Bach: Goldberg Variations
Nathaniel Mander, harpsichord
ICSM / Chronos ICSM018. 42’28
The Goldberg Variations is one of the most complex of all Bach’s keyboard works to understand and perform, so it is a brave move for anybody to make it their debut recording. However, Nathaniel Mander does have at least one distinguished predecessor in Glen Gould’s 1955 debut recording. It was published in 1741 under the (publisher’s) title of Clavierubung IV, following the earlier Clavierubung I, II, and III. The title implies that it is ‘Keyboard practice’, but it certainly is far more than that. Bach (who called it Aria with diverse variations for a harpsichord with two manuals) notes that it was “composed for connoisseurs, for the refreshment of their spirits”, which gives a far more appropriate impression of its status. The legend that Bach wrote the variations for Johann Gottlieb Goldberg is almost certainly not true, not least because Goldberg was just 13 at the time. But he was clearly a gifted player, and was a student of Bach’s son, Wilhelm Friedemann in Dresden, and also took lessons with J.S. Bach in Leipzig.
In his introductory notes, Nathaniel Mander refers to “the elegant and poised dances, which are infused into each variation and so fundamental to the eighteenth-century aesthetic” and goes on to note that “The extremes of emotion that Bach crystallises within his superlative writing for the harpsichord seem to give endless inspiration for both the player and the listener”.
As well as the technical difficulties of actually playing the notes, several questions of interpretation arise. An important one in this recording is the decision to omit all the repeats, reducing the playing time to 42’28. This will irritate some, but I don’t have a problem with it. Repeats in such a monumental work are always tricky, not least in working out how to play them – exactly the same is not really historically appropriate but, otherwise, what can you add to Bach’s own thoughts. In any case, the variations tend to build up their own musical and emotional momentum which repeats can diffuse.

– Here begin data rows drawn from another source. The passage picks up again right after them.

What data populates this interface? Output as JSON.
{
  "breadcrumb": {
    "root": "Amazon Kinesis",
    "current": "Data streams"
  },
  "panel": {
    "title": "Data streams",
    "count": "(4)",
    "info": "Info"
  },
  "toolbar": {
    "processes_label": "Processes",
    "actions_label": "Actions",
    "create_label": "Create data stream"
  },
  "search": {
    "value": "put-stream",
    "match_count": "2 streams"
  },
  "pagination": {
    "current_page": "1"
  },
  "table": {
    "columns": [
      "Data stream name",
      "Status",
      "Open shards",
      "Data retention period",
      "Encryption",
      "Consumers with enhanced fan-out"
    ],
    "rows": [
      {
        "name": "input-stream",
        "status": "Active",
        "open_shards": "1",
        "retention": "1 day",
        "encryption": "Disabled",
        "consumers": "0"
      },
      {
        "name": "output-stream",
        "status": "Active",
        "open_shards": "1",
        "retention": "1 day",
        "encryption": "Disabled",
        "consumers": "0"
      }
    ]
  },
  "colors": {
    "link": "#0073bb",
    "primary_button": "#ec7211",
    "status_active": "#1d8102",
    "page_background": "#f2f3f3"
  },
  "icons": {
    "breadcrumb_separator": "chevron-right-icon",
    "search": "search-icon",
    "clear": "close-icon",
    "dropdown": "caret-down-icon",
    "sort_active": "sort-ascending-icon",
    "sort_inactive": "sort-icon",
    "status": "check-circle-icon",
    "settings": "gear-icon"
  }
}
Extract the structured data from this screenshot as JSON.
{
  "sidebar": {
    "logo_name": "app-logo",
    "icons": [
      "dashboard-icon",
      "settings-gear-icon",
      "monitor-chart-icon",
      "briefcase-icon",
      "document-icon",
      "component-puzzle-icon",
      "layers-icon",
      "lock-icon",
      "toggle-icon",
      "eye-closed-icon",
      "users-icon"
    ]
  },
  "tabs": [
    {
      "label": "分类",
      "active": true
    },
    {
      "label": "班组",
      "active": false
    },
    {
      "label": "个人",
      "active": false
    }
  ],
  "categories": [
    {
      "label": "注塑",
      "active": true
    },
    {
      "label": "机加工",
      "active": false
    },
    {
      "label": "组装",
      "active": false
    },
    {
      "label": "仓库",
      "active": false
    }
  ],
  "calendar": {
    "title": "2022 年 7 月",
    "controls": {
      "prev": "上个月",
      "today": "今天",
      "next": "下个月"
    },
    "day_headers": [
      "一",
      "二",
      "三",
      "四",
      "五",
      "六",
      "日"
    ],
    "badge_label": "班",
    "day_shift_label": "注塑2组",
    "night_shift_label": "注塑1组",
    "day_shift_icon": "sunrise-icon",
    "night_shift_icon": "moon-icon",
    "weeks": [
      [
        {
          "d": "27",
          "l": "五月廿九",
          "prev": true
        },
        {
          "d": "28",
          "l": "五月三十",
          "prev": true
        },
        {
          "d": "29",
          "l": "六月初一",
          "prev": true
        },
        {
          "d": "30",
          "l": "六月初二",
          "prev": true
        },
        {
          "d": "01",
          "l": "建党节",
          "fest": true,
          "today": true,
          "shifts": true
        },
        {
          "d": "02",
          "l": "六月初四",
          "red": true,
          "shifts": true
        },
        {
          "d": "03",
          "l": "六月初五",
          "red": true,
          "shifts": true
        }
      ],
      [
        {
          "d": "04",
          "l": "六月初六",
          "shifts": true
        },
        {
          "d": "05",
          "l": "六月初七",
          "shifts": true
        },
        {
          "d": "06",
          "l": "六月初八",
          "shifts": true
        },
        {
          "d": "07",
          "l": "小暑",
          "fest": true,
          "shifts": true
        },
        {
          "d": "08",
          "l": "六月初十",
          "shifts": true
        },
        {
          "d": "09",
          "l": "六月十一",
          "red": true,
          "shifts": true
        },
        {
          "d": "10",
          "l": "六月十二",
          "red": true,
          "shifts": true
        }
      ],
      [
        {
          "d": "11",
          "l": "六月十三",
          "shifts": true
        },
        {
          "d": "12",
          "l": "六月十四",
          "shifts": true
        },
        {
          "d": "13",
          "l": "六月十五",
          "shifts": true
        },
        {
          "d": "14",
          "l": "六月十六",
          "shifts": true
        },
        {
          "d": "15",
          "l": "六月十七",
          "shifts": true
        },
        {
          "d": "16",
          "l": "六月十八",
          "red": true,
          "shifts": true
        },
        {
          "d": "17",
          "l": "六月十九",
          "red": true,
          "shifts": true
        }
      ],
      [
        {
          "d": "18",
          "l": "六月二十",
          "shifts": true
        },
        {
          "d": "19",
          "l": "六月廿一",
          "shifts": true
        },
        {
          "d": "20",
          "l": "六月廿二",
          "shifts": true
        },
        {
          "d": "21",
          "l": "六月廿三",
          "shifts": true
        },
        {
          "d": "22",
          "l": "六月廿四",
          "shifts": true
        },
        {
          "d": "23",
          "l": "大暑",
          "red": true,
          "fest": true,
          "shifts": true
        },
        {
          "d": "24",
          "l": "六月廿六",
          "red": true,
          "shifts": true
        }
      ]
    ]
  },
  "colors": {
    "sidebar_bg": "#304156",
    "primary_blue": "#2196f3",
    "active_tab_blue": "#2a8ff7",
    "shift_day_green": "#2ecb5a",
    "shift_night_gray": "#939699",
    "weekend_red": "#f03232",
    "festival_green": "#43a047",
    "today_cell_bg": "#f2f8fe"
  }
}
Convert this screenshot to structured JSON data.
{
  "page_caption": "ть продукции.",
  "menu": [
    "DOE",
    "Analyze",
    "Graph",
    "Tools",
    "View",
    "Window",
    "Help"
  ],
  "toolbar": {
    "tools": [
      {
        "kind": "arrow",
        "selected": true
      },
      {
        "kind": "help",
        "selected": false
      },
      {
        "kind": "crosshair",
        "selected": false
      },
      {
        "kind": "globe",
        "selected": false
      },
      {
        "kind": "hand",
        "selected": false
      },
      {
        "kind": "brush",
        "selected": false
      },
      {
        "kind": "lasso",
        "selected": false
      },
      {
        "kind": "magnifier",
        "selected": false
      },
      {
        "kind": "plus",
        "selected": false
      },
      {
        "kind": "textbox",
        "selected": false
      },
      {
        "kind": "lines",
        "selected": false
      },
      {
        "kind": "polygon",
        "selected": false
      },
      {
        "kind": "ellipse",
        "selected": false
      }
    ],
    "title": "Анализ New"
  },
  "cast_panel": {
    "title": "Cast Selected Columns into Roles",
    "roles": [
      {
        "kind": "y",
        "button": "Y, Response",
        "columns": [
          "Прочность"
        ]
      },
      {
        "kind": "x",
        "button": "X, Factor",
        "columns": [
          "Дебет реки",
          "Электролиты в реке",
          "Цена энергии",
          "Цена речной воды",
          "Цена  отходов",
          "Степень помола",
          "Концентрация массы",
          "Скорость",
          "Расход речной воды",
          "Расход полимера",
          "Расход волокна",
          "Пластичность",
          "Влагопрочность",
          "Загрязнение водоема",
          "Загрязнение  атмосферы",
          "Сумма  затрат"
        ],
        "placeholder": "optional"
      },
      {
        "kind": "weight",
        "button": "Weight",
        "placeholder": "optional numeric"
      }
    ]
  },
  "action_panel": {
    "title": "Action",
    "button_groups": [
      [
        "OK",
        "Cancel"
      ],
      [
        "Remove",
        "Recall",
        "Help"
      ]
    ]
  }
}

Mander writes that he has “gone for a very direct and pure account” with an emphasis on the “elegant and poised dances, which are infused into each variation and so fundamental to the eighteenth-century aesthetic”. His playing is subtly expressive. He uses his own harpsichord (a modern copy by Andrew Garlick of a 1749 Goujon), commenting on the “extremely pretty” sound of the treble, and the “very appealing” depth and power of resonance, “making it the right sort of expressive instrument on which to play Bach’s music”. It was recorded in St Martin’s Church, Barcheston in Warwickshire, which offers an attractive acoustic to the recording.
Mander doesn’t always make it easy for himself, for example, by playing the finger-twisting variations 5 and 29 on one manual despite Bach’s indicated option of using two manuals. His choice of speeds can veer towards the brisk in several instances but, in the more lyrical variations (13 and 25), he adopts a sensitive sense of rhetoric in the melodic line.
Although I would obviously encourage you to buy the CD (available here), not least for the financial aid of the performer, I also recommend viewing the YouTube video of Nathaniel Mander playing the variations the day before the recording. Watching the complex hand movements is an experience in itself.